Skinny was pretty. Thin was pretty and I was always told that I did this or that, that I’d be prettier

I was always made to feel that I could be prettier

I spent a lot of years internalizing those comments about my weight and what I looked like.


Nothing in my life had changed because of what I weigh.

It was the moment where I thought, ‘Oh, obviously my weight does not dictate my life.’

People spend a lot of time just fighting for the ability to be themselves.

You have two pieces of society; one piece telling children you need to be yourself. You are talented and you need to embrace your individuality. But on the flip side, it is also telling you that you need to adhere to certain standards and do things by the book.

So, for people to actually find a place in life where they can actually be themselves and be an individual, is really important.

Check out more of Megan on her website here and her Instagram page here


Black Girl Magic

If we had to capture our time with SaQuoira into one word, we’d choose “powerful.” SaQuoira gave us a wonderful insight of the effects of colorism in society and how she feels so empowered now for being a strong black woman. We love you, adore you and are inspired by you.


Growing up, I remember this, I would pick dandelions from my backyard and wish on them that I would get green eyes, dirty blonde hair and tan skin. That’s all I saw, that’s what I identified as beautiful. I felt that being lighter would be more beautiful…

You never saw empowered black women on TV. They always had a lot of attitude, they were either dirty, poor or uneducated.
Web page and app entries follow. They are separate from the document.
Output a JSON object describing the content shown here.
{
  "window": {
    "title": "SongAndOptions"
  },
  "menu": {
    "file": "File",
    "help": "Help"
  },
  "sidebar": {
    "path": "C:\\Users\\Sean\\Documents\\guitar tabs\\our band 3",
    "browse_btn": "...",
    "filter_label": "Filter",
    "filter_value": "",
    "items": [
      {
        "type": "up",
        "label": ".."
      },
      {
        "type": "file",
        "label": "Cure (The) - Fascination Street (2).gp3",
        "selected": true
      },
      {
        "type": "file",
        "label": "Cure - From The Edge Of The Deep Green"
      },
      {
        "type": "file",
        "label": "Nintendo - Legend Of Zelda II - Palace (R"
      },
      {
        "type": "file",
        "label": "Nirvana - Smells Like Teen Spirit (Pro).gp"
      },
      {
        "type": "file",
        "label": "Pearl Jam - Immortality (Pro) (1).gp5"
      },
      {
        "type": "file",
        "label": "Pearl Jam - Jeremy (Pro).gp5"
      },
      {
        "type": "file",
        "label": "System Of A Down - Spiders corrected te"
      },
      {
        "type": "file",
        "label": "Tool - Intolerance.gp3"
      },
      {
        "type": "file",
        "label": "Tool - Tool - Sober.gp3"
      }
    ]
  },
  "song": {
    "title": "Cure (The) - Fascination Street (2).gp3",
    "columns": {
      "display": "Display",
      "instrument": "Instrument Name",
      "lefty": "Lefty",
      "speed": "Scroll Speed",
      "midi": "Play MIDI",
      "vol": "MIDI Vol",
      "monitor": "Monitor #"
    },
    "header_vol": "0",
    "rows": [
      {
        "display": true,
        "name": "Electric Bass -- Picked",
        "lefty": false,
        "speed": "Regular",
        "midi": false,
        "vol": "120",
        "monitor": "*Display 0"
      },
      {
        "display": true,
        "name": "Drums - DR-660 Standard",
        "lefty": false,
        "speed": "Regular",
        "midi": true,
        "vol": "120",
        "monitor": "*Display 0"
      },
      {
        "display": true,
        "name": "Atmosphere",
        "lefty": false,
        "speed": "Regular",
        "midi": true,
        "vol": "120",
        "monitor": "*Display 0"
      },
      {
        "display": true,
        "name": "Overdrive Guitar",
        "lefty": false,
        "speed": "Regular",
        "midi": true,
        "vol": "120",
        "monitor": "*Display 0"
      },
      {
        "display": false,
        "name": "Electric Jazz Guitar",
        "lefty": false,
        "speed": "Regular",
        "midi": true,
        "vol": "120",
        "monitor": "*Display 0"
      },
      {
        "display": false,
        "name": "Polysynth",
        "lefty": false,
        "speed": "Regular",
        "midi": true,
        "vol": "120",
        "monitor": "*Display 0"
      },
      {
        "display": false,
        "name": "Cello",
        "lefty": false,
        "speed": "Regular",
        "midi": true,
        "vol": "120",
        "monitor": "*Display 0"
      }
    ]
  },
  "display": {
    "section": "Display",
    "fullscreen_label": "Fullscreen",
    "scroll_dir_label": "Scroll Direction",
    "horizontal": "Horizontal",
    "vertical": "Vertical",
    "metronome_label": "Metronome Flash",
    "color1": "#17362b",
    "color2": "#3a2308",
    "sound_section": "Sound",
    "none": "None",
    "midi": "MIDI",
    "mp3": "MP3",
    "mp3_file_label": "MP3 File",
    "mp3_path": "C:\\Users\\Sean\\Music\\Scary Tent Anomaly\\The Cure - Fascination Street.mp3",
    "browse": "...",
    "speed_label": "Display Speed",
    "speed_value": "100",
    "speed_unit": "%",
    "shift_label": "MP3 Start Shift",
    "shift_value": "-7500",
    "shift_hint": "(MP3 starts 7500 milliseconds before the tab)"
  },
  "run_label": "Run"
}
No one in TV, movies or magazines wanted the black woman.


We’ve come a a long way with representation and we still have far to go.
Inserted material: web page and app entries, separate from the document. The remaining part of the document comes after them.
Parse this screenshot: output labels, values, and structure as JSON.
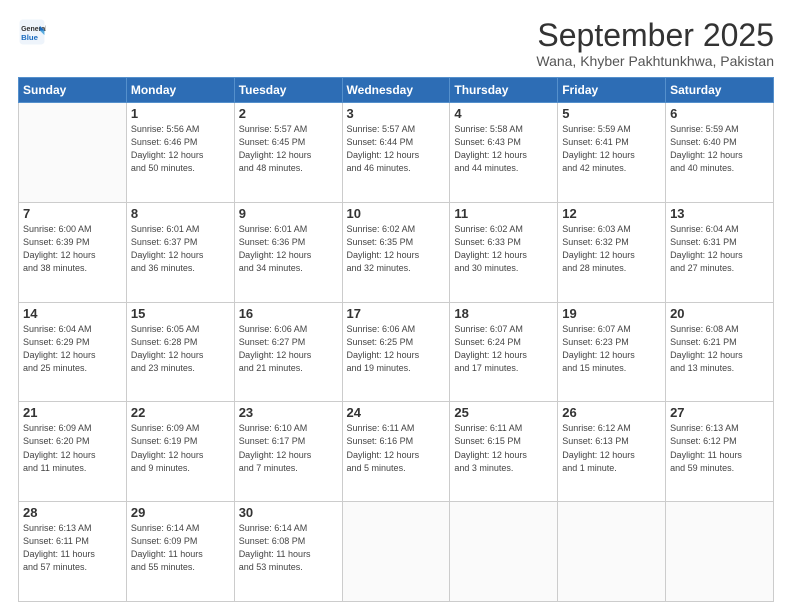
{
  "header": {
    "logo_line1": "General",
    "logo_line2": "Blue",
    "month": "September 2025",
    "location": "Wana, Khyber Pakhtunkhwa, Pakistan"
  },
  "days_of_week": [
    "Sunday",
    "Monday",
    "Tuesday",
    "Wednesday",
    "Thursday",
    "Friday",
    "Saturday"
  ],
  "weeks": [
    [
      {
        "day": "",
        "info": ""
      },
      {
        "day": "1",
        "info": "Sunrise: 5:56 AM\nSunset: 6:46 PM\nDaylight: 12 hours\nand 50 minutes."
      },
      {
        "day": "2",
        "info": "Sunrise: 5:57 AM\nSunset: 6:45 PM\nDaylight: 12 hours\nand 48 minutes."
      },
      {
        "day": "3",
        "info": "Sunrise: 5:57 AM\nSunset: 6:44 PM\nDaylight: 12 hours\nand 46 minutes."
      },
      {
        "day": "4",
        "info": "Sunrise: 5:58 AM\nSunset: 6:43 PM\nDaylight: 12 hours\nand 44 minutes."
      },
      {
        "day": "5",
        "info": "Sunrise: 5:59 AM\nSunset: 6:41 PM\nDaylight: 12 hours\nand 42 minutes."
      },
      {
        "day": "6",
        "info": "Sunrise: 5:59 AM\nSunset: 6:40 PM\nDaylight: 12 hours\nand 40 minutes."
      }
    ],
    [
      {
        "day": "7",
        "info": "Sunrise: 6:00 AM\nSunset: 6:39 PM\nDaylight: 12 hours\nand 38 minutes."
      },
      {
        "day": "8",
        "info": "Sunrise: 6:01 AM\nSunset: 6:37 PM\nDaylight: 12 hours\nand 36 minutes."
      },
      {
        "day": "9",
        "info": "Sunrise: 6:01 AM\nSunset: 6:36 PM\nDaylight: 12 hours\nand 34 minutes."
      },
      {
        "day": "10",
        "info": "Sunrise: 6:02 AM\nSunset: 6:35 PM\nDaylight: 12 hours\nand 32 minutes."
      },
      {
        "day": "11",
        "info": "Sunrise: 6:02 AM\nSunset: 6:33 PM\nDaylight: 12 hours\nand 30 minutes."
      },
      {
        "day": "12",
        "info": "Sunrise: 6:03 AM\nSunset: 6:32 PM\nDaylight: 12 hours\nand 28 minutes."
      },
      {
        "day": "13",
        "info": "Sunrise: 6:04 AM\nSunset: 6:31 PM\nDaylight: 12 hours\nand 27 minutes."
      }
    ],
    [
      {
        "day": "14",
        "info": "Sunrise: 6:04 AM\nSunset: 6:29 PM\nDaylight: 12 hours\nand 25 minutes."
      },
      {
        "day": "15",
        "info": "Sunrise: 6:05 AM\nSunset: 6:28 PM\nDaylight: 12 hours\nand 23 minutes."
      },
      {
        "day": "16",
        "info": "Sunrise: 6:06 AM\nSunset: 6:27 PM\nDaylight: 12 hours\nand 21 minutes."
      },
      {
        "day": "17",
        "info": "Sunrise: 6:06 AM\nSunset: 6:25 PM\nDaylight: 12 hours\nand 19 minutes."
      },
      {
        "day": "18",
        "info": "Sunrise: 6:07 AM\nSunset: 6:24 PM\nDaylight: 12 hours\nand 17 minutes."
      },
      {
        "day": "19",
        "info": "Sunrise: 6:07 AM\nSunset: 6:23 PM\nDaylight: 12 hours\nand 15 minutes."
      },
      {
        "day": "20",
        "info": "Sunrise: 6:08 AM\nSunset: 6:21 PM\nDaylight: 12 hours\nand 13 minutes."
      }
    ],
    [
      {
        "day": "21",
        "info": "Sunrise: 6:09 AM\nSunset: 6:20 PM\nDaylight: 12 hours\nand 11 minutes."
      },
      {
        "day": "22",
        "info": "Sunrise: 6:09 AM\nSunset: 6:19 PM\nDaylight: 12 hours\nand 9 minutes."
      },
      {
        "day": "23",
        "info": "Sunrise: 6:10 AM\nSunset: 6:17 PM\nDaylight: 12 hours\nand 7 minutes."
      },
      {
        "day": "24",
        "info": "Sunrise: 6:11 AM\nSunset: 6:16 PM\nDaylight: 12 hours\nand 5 minutes."
      },
      {
        "day": "25",
        "info": "Sunrise: 6:11 AM\nSunset: 6:15 PM\nDaylight: 12 hours\nand 3 minutes."
      },
      {
        "day": "26",
        "info": "Sunrise: 6:12 AM\nSunset: 6:13 PM\nDaylight: 12 hours\nand 1 minute."
      },
      {
        "day": "27",
        "info": "Sunrise: 6:13 AM\nSunset: 6:12 PM\nDaylight: 11 hours\nand 59 minutes."
      }
    ],
    [
      {
        "day": "28",
        "info": "Sunrise: 6:13 AM\nSunset: 6:11 PM\nDaylight: 11 hours\nand 57 minutes."
      },
      {
        "day": "29",
        "info": "Sunrise: 6:14 AM\nSunset: 6:09 PM\nDaylight: 11 hours\nand 55 minutes."
      },
      {
        "day": "30",
        "info": "Sunrise: 6:14 AM\nSunset: 6:08 PM\nDaylight: 11 hours\nand 53 minutes."
      },
      {
        "day": "",
        "info": ""
      },
      {
        "day": "",
        "info": ""
      },
      {
        "day": "",
        "info": ""
      },
      {
        "day": "",
        "info": ""
      }
    ]
  ]
}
But people are being recognized and we’re really getting to a point where we’re not made to feel ashamed for the color of our skin.
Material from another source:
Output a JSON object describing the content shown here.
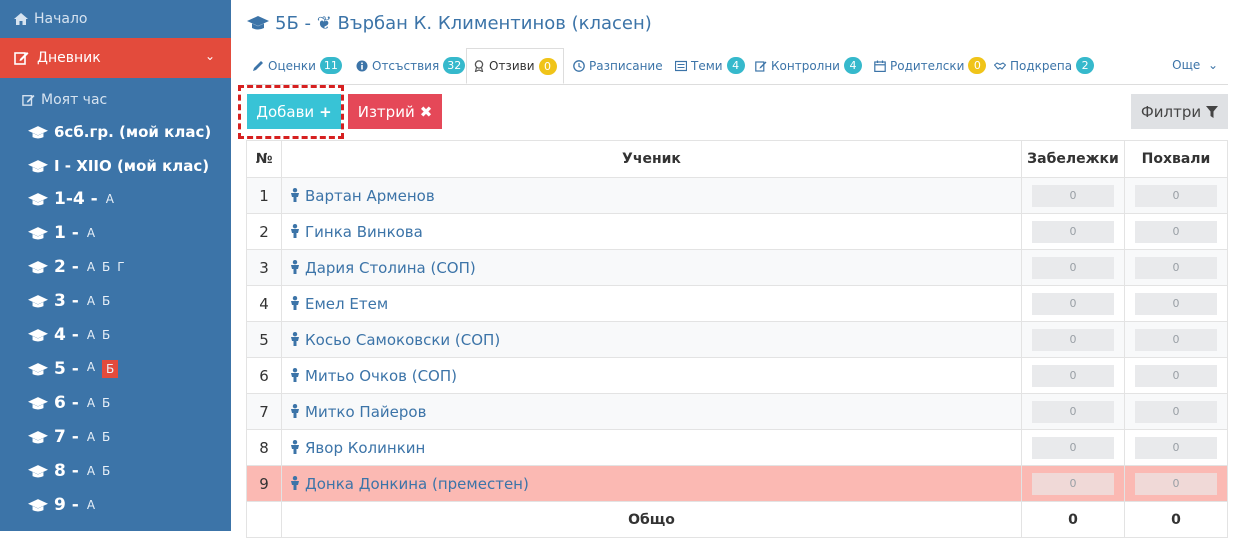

I love being dark because I see people like Lupita Nyong’o who are just absolutely gorgeous. It makes me love myself for who I am. I feel so empowered when I look at myself – I’m strong, educated, a mother.

Breaking up with labels

Thank you to our new friend Christian, who saw the project on Instagram and wanted to be a part of it. It feels amazing to know out project is reaching people and we were so honored to tell just a little bit of your story! Remember how worthy and amazing you are!


The intersection of machismo, masculinity and sexuality is a bunch of different factors at once. You’re trying to be yourself in a world that tells that you can’t because you’re living up to some standard…

I hate being labeled because it divides us so much. I think it’s ridiculous, these boxes and categories should not define us.


Can I just live in the body and the skin that I have? I categorize myself. I categorize as myself, as a human being.

I’ve overcome a lot of adversity just to be myself and I think that’s brave. I’m brave.

“Taking ownership of myself…”

Our shoot with Chelsea radiated so much love. Chelsea is truly an inspiration in owning one’s womanhood and sexuality. She’s all about breaking stereotypes and staying true to who you are. Thank you for giving us a little perspective from the Latinx community!


… My beauty and my self worth is only defined by my being hyper-sexualized because I’m a latina woman…

That my being “curvy” and being voluptuous somehow dictates my worth and place in society.


I am a multi-dimensional being. I am a creative mind. I am a survivor of domestic violence. I am a voice of body positivity.

My ethnicity does not get defined by unreleastic standards perpetuated by society. This is me taking ownership of myself.